Right, let's reword that (which you can do yourself, by the way, but I'll admit that from the main page it's not obvious for a newcomer). - Cos (talk) 11:45, 15 February 2013 (UTC)
Seems like Spongebog did actually. - Cos (talk) 11:49, 15 February 2013 (UTC)

Chainsaw Suit also made almost the same joke: http://chainsawsuit.com/2013/01/23/view-the-desktop-version-of-this-site/

It reminds me very much of the way tapatalk-enabled forums act. They keep prompting you to use the app, which - if you have the app - will not open the page you were on.

What can we learn from this?

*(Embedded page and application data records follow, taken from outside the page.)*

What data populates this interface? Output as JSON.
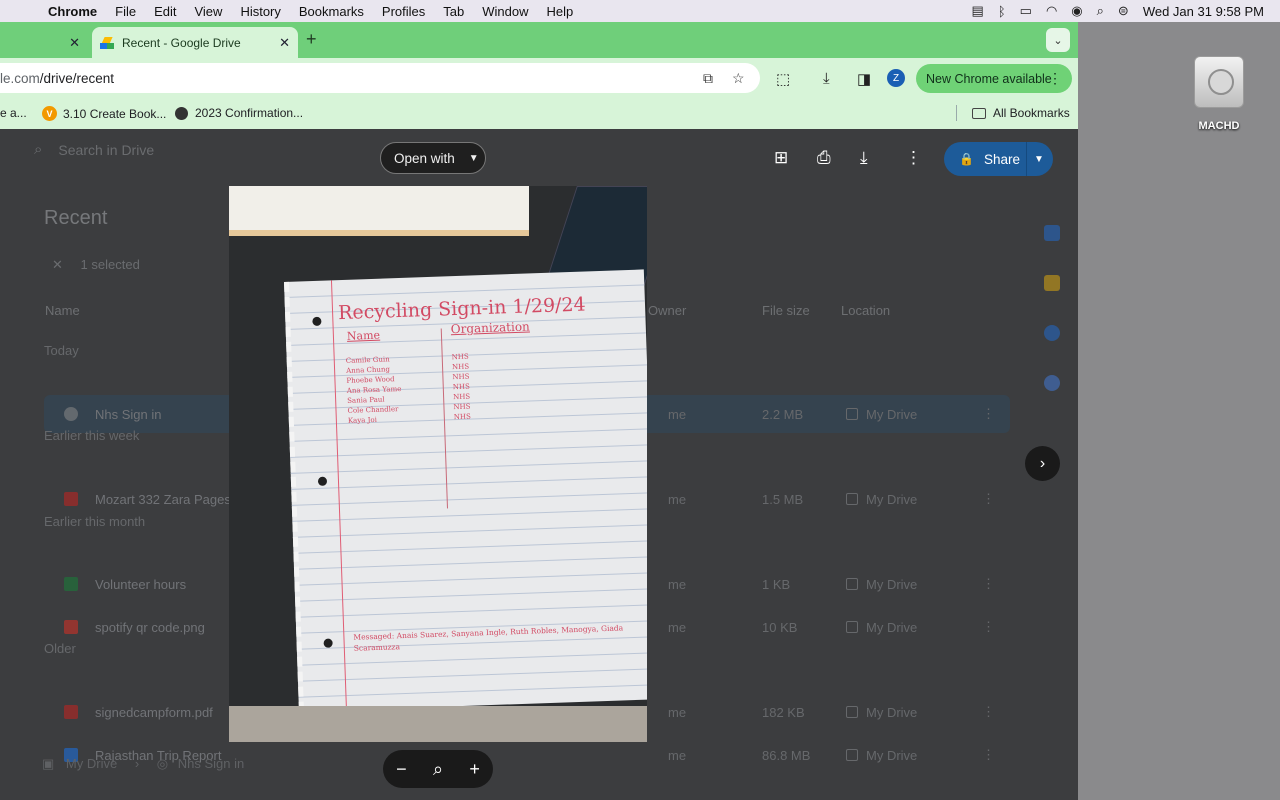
{
  "menubar": {
    "app": "Chrome",
    "items": [
      "File",
      "Edit",
      "View",
      "History",
      "Bookmarks",
      "Profiles",
      "Tab",
      "Window",
      "Help"
    ],
    "clock": "Wed Jan 31  9:58 PM"
  },
  "desktop": {
    "disk_label": "MACHD"
  },
  "browser": {
    "tab_active_title": "Recent - Google Drive",
    "url_dim": "le.com",
    "url_path": "/drive/recent",
    "update_label": "New Chrome available",
    "avatar_letter": "Z",
    "bookmarks": [
      "e a...",
      "3.10 Create Book...",
      "2023 Confirmation...",
      "All Bookmarks"
    ]
  },
  "drive": {
    "search_placeholder": "Search in Drive",
    "title": "Recent",
    "selected_text": "1 selected",
    "columns": {
      "name": "Name",
      "owner": "Owner",
      "size": "File size",
      "location": "Location"
    },
    "groups": [
      "Today",
      "Earlier this week",
      "Earlier this month",
      "Older"
    ],
    "rows": [
      {
        "name": "Nhs Sign in",
        "owner": "me",
        "size": "2.2 MB",
        "location": "My Drive"
      },
      {
        "name": "Mozart 332 Zara Pages",
        "owner": "me",
        "size": "1.5 MB",
        "location": "My Drive"
      },
      {
        "name": "Volunteer hours",
        "owner": "me",
        "size": "1 KB",
        "location": "My Drive"
      },
      {
        "name": "spotify qr code.png",
        "owner": "me",
        "size": "10 KB",
        "location": "My Drive"
      },
      {
        "name": "signedcampform.pdf",
        "owner": "me",
        "size": "182 KB",
        "location": "My Drive"
      },
      {
        "name": "Rajasthan Trip Report",
        "owner": "me",
        "size": "86.8 MB",
        "location": "My Drive"
      }
    ],
    "breadcrumb": [
      "My Drive",
      "Nhs Sign in"
    ]
  },
  "preview": {
    "open_with": "Open with",
    "share": "Share",
    "note_title": "Recycling Sign-in 1/29/24",
    "note_col1": "Name",
    "note_col2": "Organization",
    "note_names": [
      "Camile Guin",
      "Anna Chung",
      "Phoebe Wood",
      "Ana Rosa Yame",
      "Sania Paul",
      "Cole Chandler",
      "Kaya Joi"
    ],
    "note_orgs": [
      "NHS",
      "NHS",
      "NHS",
      "NHS",
      "NHS",
      "NHS",
      "NHS"
    ],
    "note_footer": "Messaged: Anais Suarez, Sanyana Ingle, Ruth Robles, Manogya, Giada Scaramuzza"
  },
  "colors": {
    "accent_green": "#6fcf7a",
    "share_blue": "#1d5b99"
  }
}
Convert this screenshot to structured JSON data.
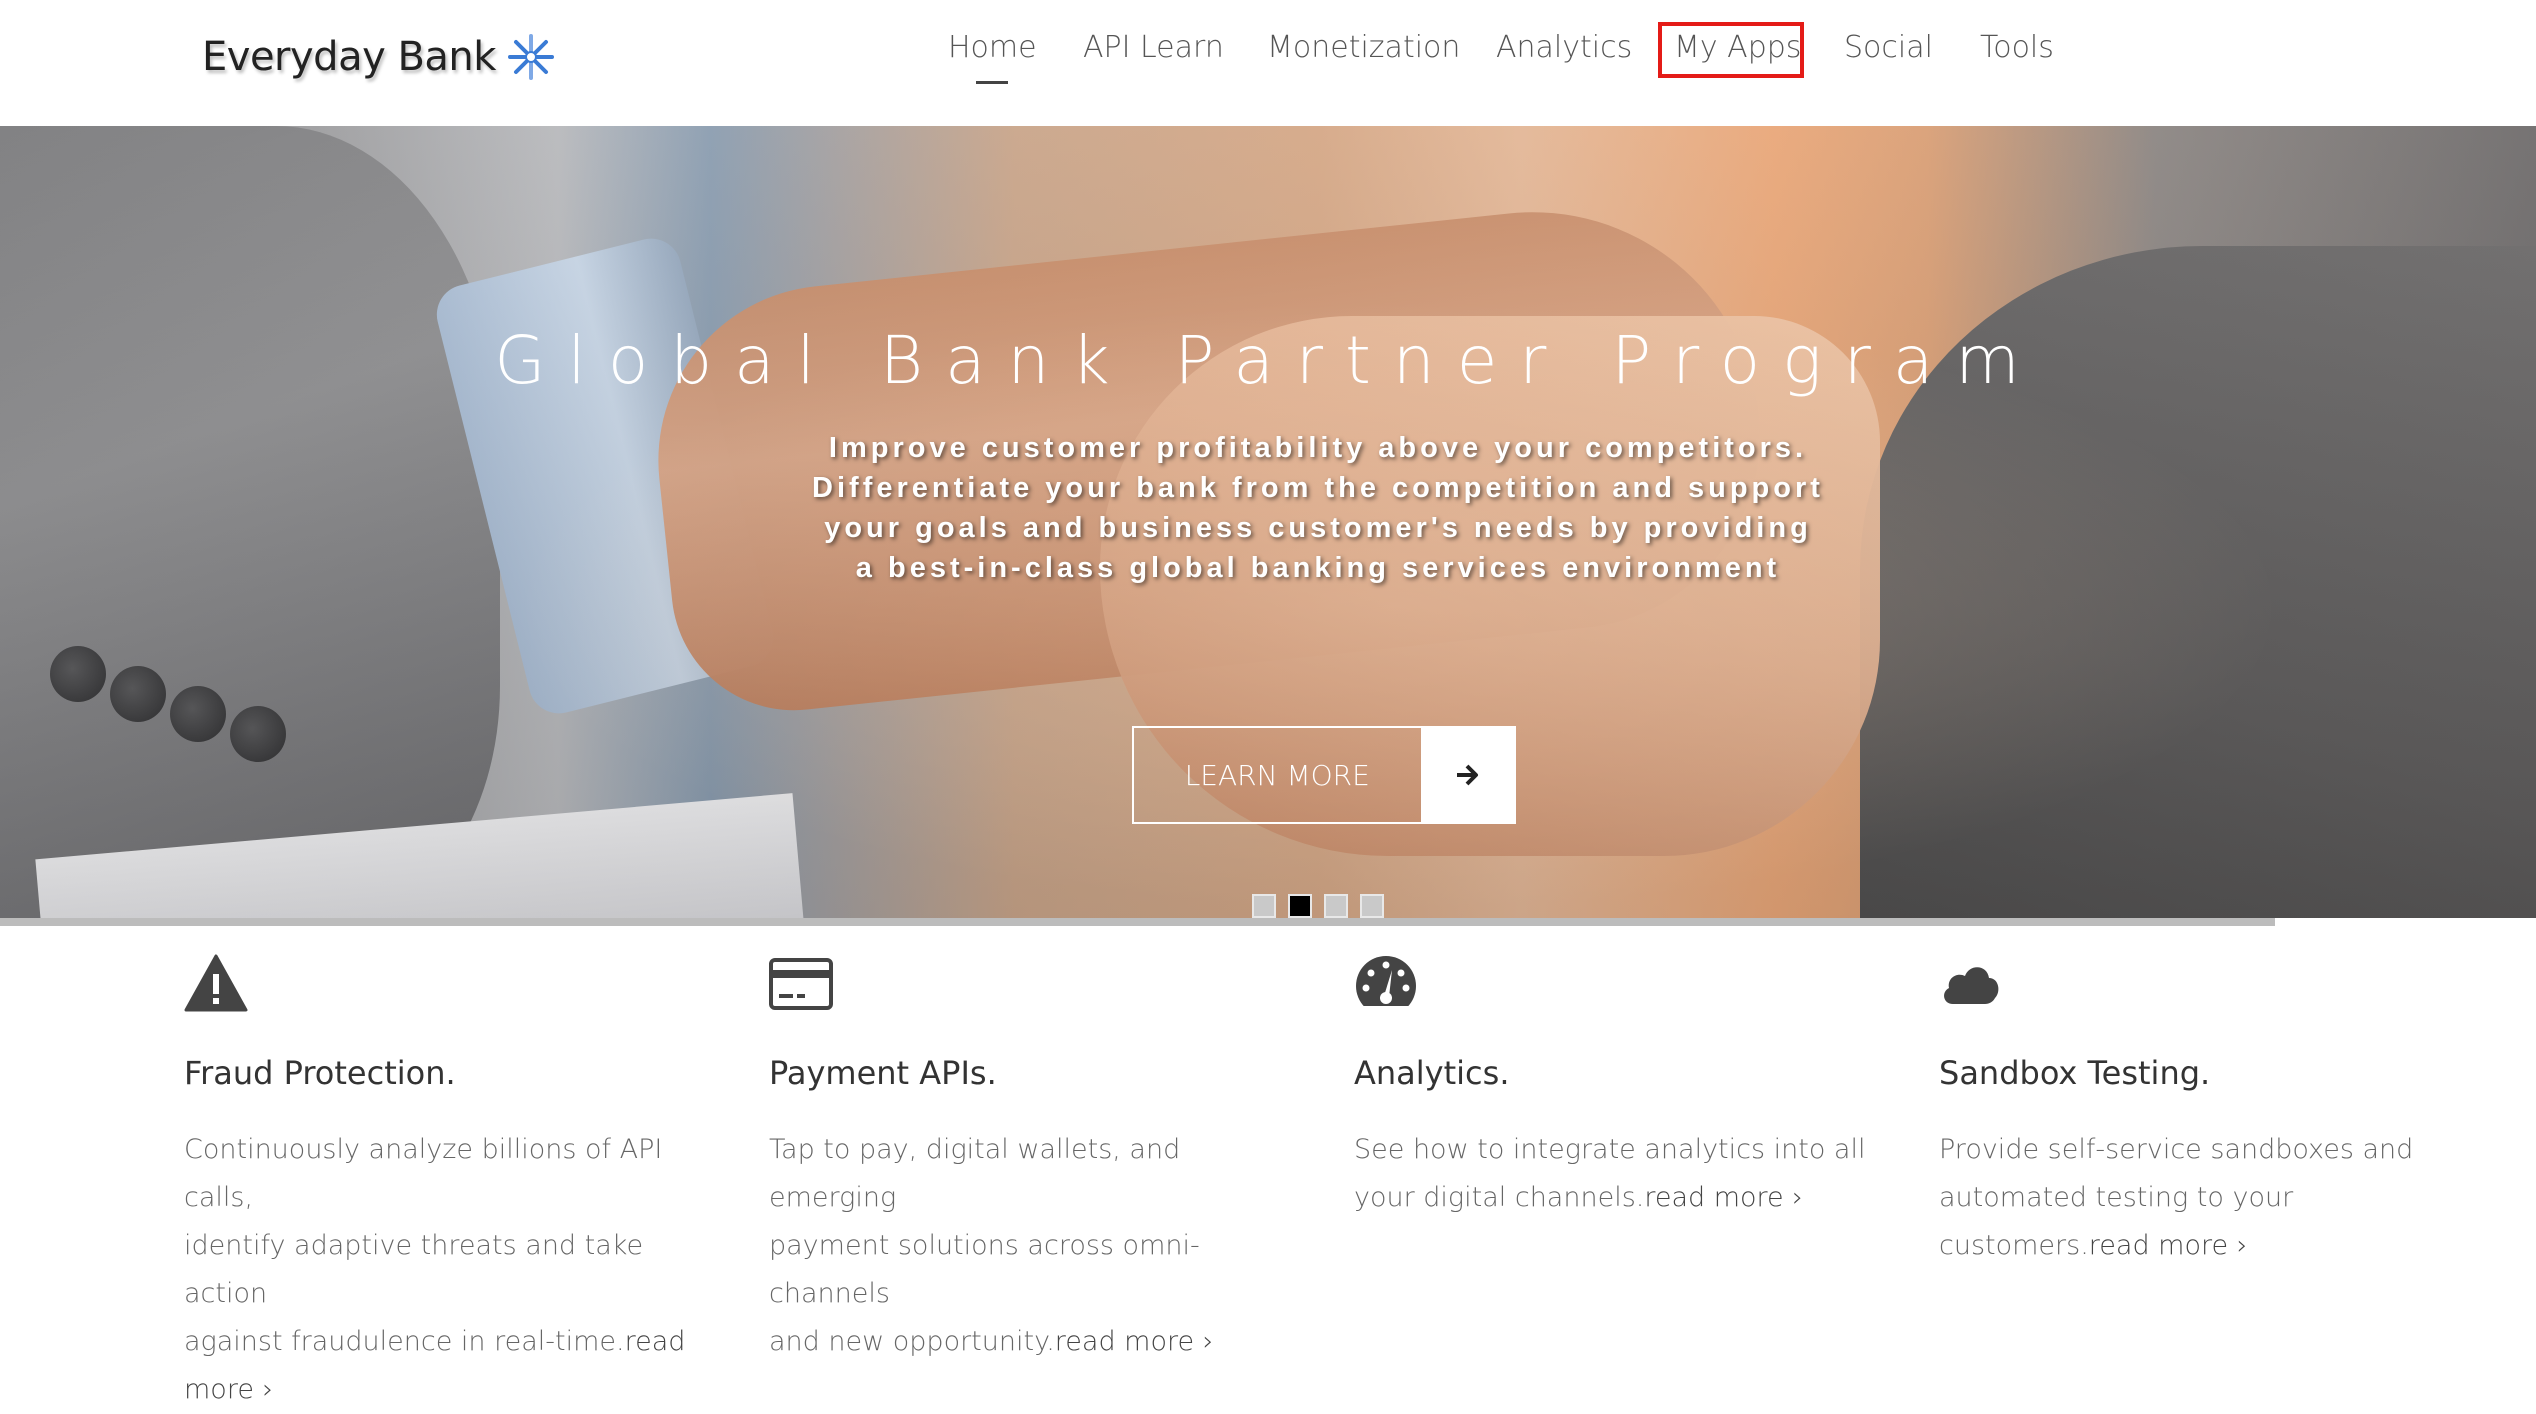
{
  "brand": {
    "name": "Everyday Bank",
    "logo_icon": "star-burst-icon",
    "logo_color": "#3a7bd5"
  },
  "nav": {
    "items": [
      {
        "label": "Home",
        "active": true
      },
      {
        "label": "API Learn"
      },
      {
        "label": "Monetization"
      },
      {
        "label": "Analytics"
      },
      {
        "label": "My Apps",
        "highlighted": true
      },
      {
        "label": "Social"
      },
      {
        "label": "Tools"
      }
    ],
    "highlight_color": "#e41b17"
  },
  "hero": {
    "title": "Global Bank Partner Program",
    "body_lines": [
      "Improve customer profitability above your competitors.",
      "Differentiate your bank from the competition and support",
      "your goals and business customer's needs by providing",
      "a best-in-class global banking services environment"
    ],
    "cta_label": "LEARN MORE",
    "cta_icon": "arrow-right-icon",
    "carousel": {
      "slide_count": 4,
      "active_index": 1
    },
    "progress_fraction": 0.897
  },
  "features": [
    {
      "icon": "warning-triangle-icon",
      "title": "Fraud Protection.",
      "desc_lines": [
        "Continuously analyze billions of API calls,",
        "identify adaptive threats and take action",
        "against fraudulence in real-time."
      ],
      "read_more": "read more ›"
    },
    {
      "icon": "credit-card-icon",
      "title": "Payment APIs.",
      "desc_lines": [
        "Tap to pay, digital wallets, and emerging",
        "payment solutions across omni-channels",
        "and new opportunity."
      ],
      "read_more": "read more ›"
    },
    {
      "icon": "speedometer-icon",
      "title": "Analytics.",
      "desc_lines": [
        "See how to integrate analytics into all",
        "your digital channels."
      ],
      "read_more": "read more ›"
    },
    {
      "icon": "cloud-icon",
      "title": "Sandbox Testing.",
      "desc_lines": [
        "Provide self-service sandboxes and",
        "automated testing to your customers."
      ],
      "read_more": "read more ›"
    }
  ]
}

I've learned that there are a billion things in the world that still need to be improved and sometimes if you seeking inspirations for new inventions they sometimes stare you right in the face (Thank you Mr. XKCD). Software engineers among us, lets help them improve their designs and avoid their mistakes ok? - e-inspired 24.51.197.187 19:17, 27 February 2013 (UTC)